Show every line from the data below that includes "dashed".
Start of Supplied material
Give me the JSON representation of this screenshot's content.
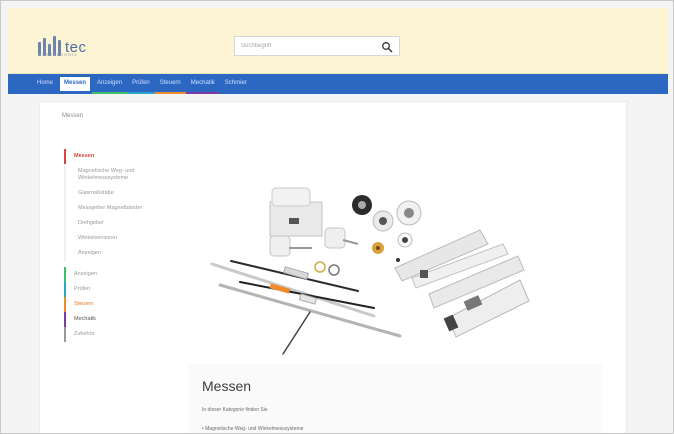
{
  "brand": {
    "logo_text": "tec",
    "logo_sub": "MESSTECHNIK",
    "primary": "#2c67c2",
    "header_bg": "#fdf4d4"
  },
  "search": {
    "placeholder": "Suchbegriff",
    "icon": "search-icon"
  },
  "nav": {
    "items": [
      {
        "label": "Home",
        "color": "#cfe0fb"
      },
      {
        "label": "Messen",
        "color": "#2c67c2",
        "active": true
      },
      {
        "label": "Anzeigen",
        "color": "#3fbf6a"
      },
      {
        "label": "Prüfen",
        "color": "#28a7c8"
      },
      {
        "label": "Steuern",
        "color": "#f08a2b"
      },
      {
        "label": "Mechatik",
        "color": "#7b3da6"
      },
      {
        "label": "Schmier",
        "color": "#cfe0fb"
      }
    ]
  },
  "breadcrumb": "Messen",
  "sidebar": {
    "items": [
      {
        "label": "Messen",
        "active": true,
        "color": "#d8453a",
        "level": 1
      },
      {
        "label": "Magnetische Weg- und Winkelmesssysteme",
        "level": 2
      },
      {
        "label": "Glasmaßstäbe",
        "level": 2
      },
      {
        "label": "Messgeber Magnetbänder",
        "level": 2
      },
      {
        "label": "Drehgeber",
        "level": 2
      },
      {
        "label": "Winkelsensoren",
        "level": 2
      },
      {
        "label": "Anzeigen",
        "level": 2
      },
      {
        "label": "Anzeigen",
        "level": 1,
        "color": "#3fbf6a"
      },
      {
        "label": "Prüfen",
        "level": 1,
        "color": "#28a7c8"
      },
      {
        "label": "Steuern",
        "level": 1,
        "color": "#f08a2b"
      },
      {
        "label": "Mechatik",
        "level": 1,
        "color": "#7b3da6"
      },
      {
        "label": "Zubehör",
        "level": 1,
        "color": "#999999"
      }
    ]
  },
  "main": {
    "title": "Messen",
    "intro": "In dieser Kategorie finden Sie",
    "bullets": [
      "Magnetische Weg- und Winkelmesssysteme"
    ]
  }
}
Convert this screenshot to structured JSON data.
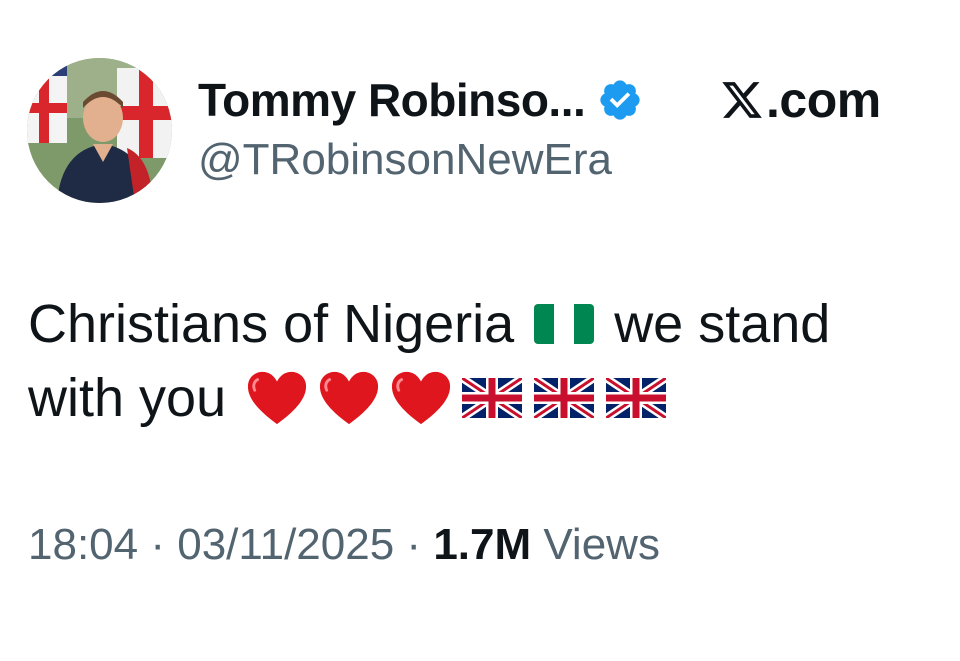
{
  "author": {
    "display_name": "Tommy Robinso...",
    "handle": "@TRobinsonNewEra",
    "verified": true,
    "avatar_icon": "profile-photo"
  },
  "brand": {
    "label": ".com",
    "icon": "x-logo-icon"
  },
  "tweet": {
    "line1_part1": "Christians of Nigeria",
    "line1_part2": "we stand",
    "line2_part1": "with you",
    "emojis": [
      "nigeria-flag-icon",
      "red-heart-icon",
      "red-heart-icon",
      "red-heart-icon",
      "uk-flag-icon",
      "uk-flag-icon",
      "uk-flag-icon"
    ]
  },
  "meta": {
    "time": "18:04",
    "separator": "·",
    "date": "03/11/2025",
    "views_count": "1.7M",
    "views_label": "Views"
  },
  "colors": {
    "text": "#0f1419",
    "secondary": "#536471",
    "verified_blue": "#1d9bf0",
    "heart_red": "#e0161f",
    "nigeria_green": "#008751"
  }
}
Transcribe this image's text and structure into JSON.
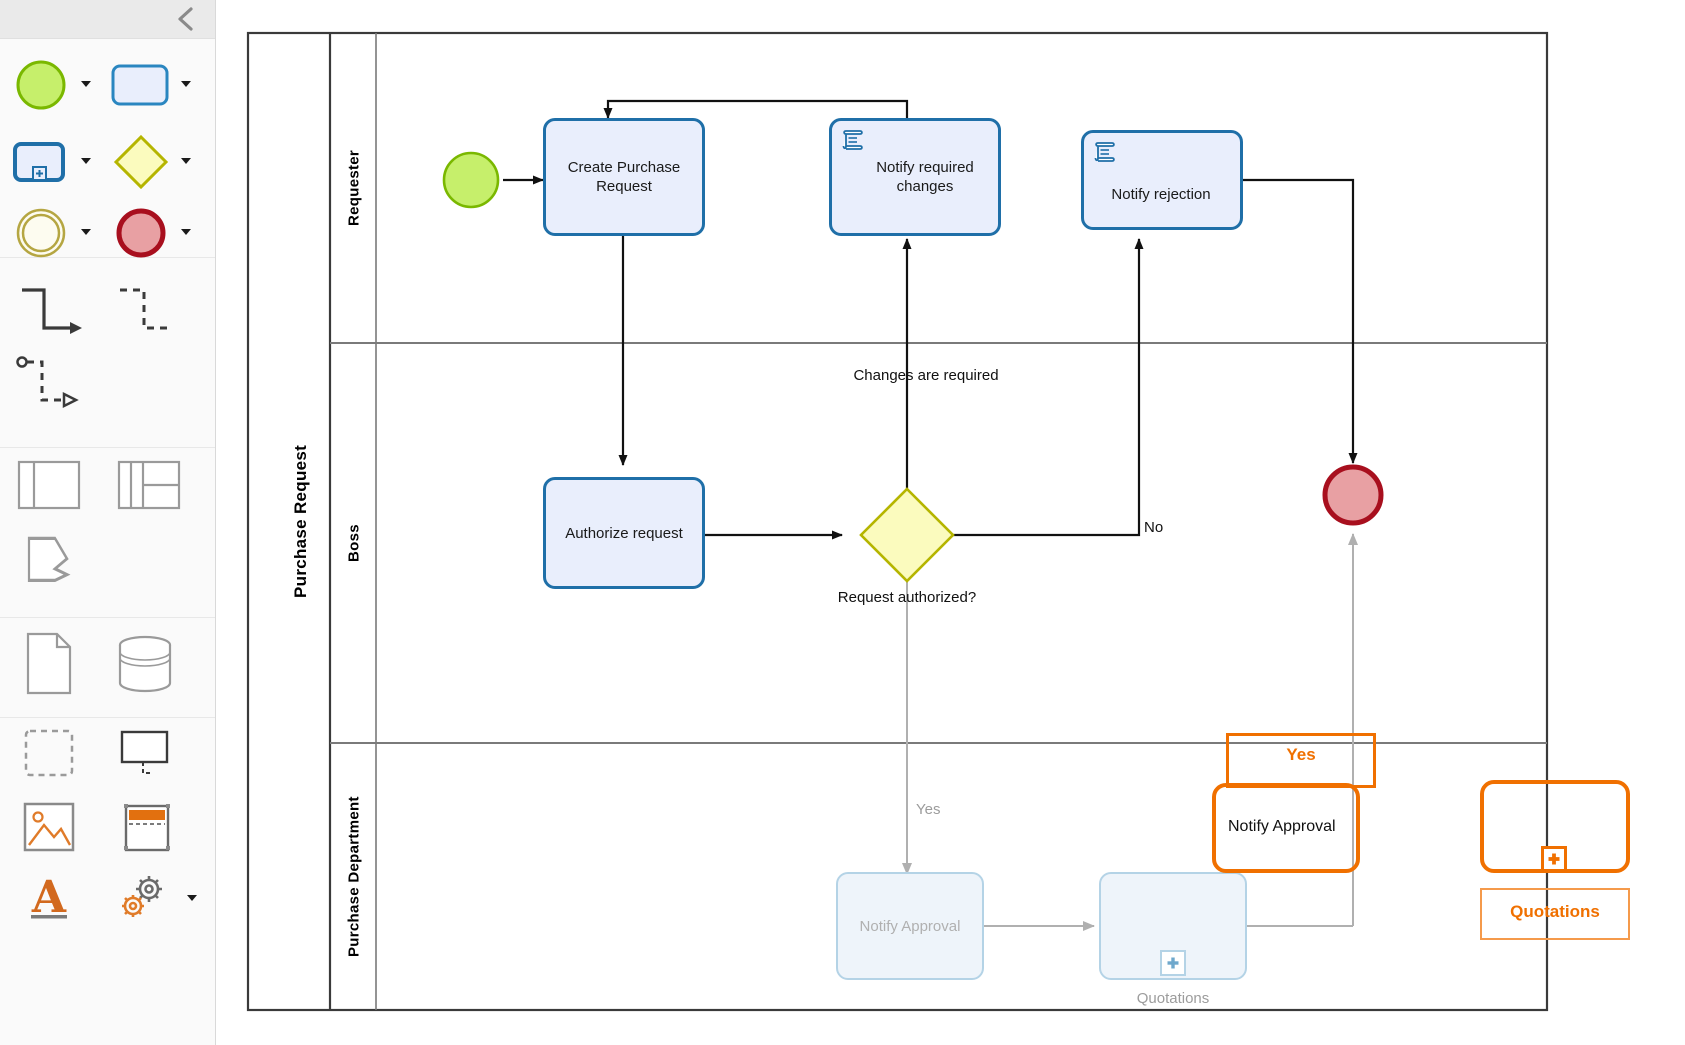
{
  "sidebar": {
    "collapse_icon": "chevron-left-icon",
    "groups": [
      {
        "name": "events-and-activities",
        "items": [
          {
            "icon": "start-event-circle-icon",
            "has_caret": true
          },
          {
            "icon": "task-rounded-rect-icon",
            "has_caret": true
          },
          {
            "icon": "subprocess-expanded-icon",
            "has_caret": true
          },
          {
            "icon": "gateway-diamond-icon",
            "has_caret": true
          },
          {
            "icon": "intermediate-event-double-circle-icon",
            "has_caret": true
          },
          {
            "icon": "end-event-circle-icon",
            "has_caret": true
          }
        ]
      },
      {
        "name": "connectors",
        "items": [
          {
            "icon": "sequence-flow-connector-icon",
            "has_caret": false
          },
          {
            "icon": "dashed-connector-icon",
            "has_caret": false
          },
          {
            "icon": "message-flow-connector-icon",
            "has_caret": false
          }
        ]
      },
      {
        "name": "pools-and-lanes",
        "items": [
          {
            "icon": "pool-icon",
            "has_caret": false
          },
          {
            "icon": "lane-grid-icon",
            "has_caret": false
          },
          {
            "icon": "data-object-icon",
            "has_caret": false
          }
        ]
      },
      {
        "name": "data",
        "items": [
          {
            "icon": "document-page-icon",
            "has_caret": false
          },
          {
            "icon": "data-store-cylinder-icon",
            "has_caret": false
          }
        ]
      },
      {
        "name": "annotations-and-media",
        "items": [
          {
            "icon": "dashed-group-box-icon",
            "has_caret": false
          },
          {
            "icon": "text-annotation-callout-icon",
            "has_caret": false
          },
          {
            "icon": "image-placeholder-icon",
            "has_caret": false
          },
          {
            "icon": "table-icon",
            "has_caret": false
          },
          {
            "icon": "text-tool-a-icon",
            "has_caret": false
          },
          {
            "icon": "gears-settings-icon",
            "has_caret": true
          }
        ]
      }
    ]
  },
  "diagram": {
    "pool": {
      "label": "Purchase Request"
    },
    "lanes": [
      {
        "id": "requester",
        "label": "Requester"
      },
      {
        "id": "boss",
        "label": "Boss"
      },
      {
        "id": "purchase_department",
        "label": "Purchase Department"
      }
    ],
    "nodes": [
      {
        "id": "start",
        "type": "start-event",
        "label": "",
        "lane": "requester"
      },
      {
        "id": "create_purchase_request",
        "type": "task",
        "label": "Create Purchase Request",
        "lane": "requester"
      },
      {
        "id": "notify_required_changes",
        "type": "script-task",
        "label": "Notify required changes",
        "lane": "requester"
      },
      {
        "id": "notify_rejection",
        "type": "script-task",
        "label": "Notify rejection",
        "lane": "requester"
      },
      {
        "id": "authorize_request",
        "type": "task",
        "label": "Authorize request",
        "lane": "boss"
      },
      {
        "id": "request_authorized",
        "type": "gateway",
        "label": "Request authorized?",
        "lane": "boss"
      },
      {
        "id": "end",
        "type": "end-event",
        "label": "",
        "lane": "boss"
      },
      {
        "id": "notify_approval_ghost",
        "type": "ghost-task",
        "label": "Notify Approval",
        "lane": "purchase_department"
      },
      {
        "id": "quotations_ghost",
        "type": "ghost-task",
        "label": "",
        "caption": "Quotations",
        "lane": "purchase_department"
      }
    ],
    "flow_labels": {
      "changes_required": "Changes are required",
      "no": "No",
      "yes_ghost": "Yes"
    }
  },
  "drag_overlay": {
    "yes_label": "Yes",
    "notify_approval_label": "Notify Approval",
    "quotations_label": "Quotations",
    "plus_icon": "plus-icon",
    "accent_color": "#f07000"
  },
  "colors": {
    "task_fill": "#e9eefc",
    "task_stroke": "#1f6fa8",
    "start_fill": "#c6ef6b",
    "start_stroke": "#7ab800",
    "gateway_fill": "#fbfbbe",
    "gateway_stroke": "#b5b500",
    "end_fill": "#e8a0a3",
    "end_stroke": "#a80f1e",
    "ghost_stroke": "#b4d3e6",
    "ghost_text": "#b0b0b0",
    "accent_orange": "#f07000"
  }
}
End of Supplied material
| Reply |
            "icon": "dashed-connector-icon",
            "icon": "dashed-group-box-icon",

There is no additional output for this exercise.